EXERCISE DESCRIPTION: Taking the records line by line, how many lines contain the word "icon"? Answer with the number only.

SOURCE RECORDS:
-=-=-=-=-

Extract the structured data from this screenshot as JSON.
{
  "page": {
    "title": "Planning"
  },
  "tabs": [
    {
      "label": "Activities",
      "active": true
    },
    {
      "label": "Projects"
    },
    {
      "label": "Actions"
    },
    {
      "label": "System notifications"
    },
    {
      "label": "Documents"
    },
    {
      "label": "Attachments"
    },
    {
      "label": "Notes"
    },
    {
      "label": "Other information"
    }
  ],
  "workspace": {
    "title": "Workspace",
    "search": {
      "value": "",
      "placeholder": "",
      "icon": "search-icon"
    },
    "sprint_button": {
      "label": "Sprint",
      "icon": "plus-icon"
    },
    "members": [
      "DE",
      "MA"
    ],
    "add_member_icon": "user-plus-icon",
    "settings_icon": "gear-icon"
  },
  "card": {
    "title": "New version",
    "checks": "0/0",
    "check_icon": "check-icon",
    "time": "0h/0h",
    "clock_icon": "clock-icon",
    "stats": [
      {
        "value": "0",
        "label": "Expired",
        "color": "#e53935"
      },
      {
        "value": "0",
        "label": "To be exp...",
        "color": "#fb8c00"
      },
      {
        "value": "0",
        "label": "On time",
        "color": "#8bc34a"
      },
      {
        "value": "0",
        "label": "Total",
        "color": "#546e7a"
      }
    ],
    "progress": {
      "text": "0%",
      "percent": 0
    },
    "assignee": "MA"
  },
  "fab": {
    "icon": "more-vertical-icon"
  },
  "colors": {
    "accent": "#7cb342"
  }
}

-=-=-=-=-

TASK OUTPUT: 7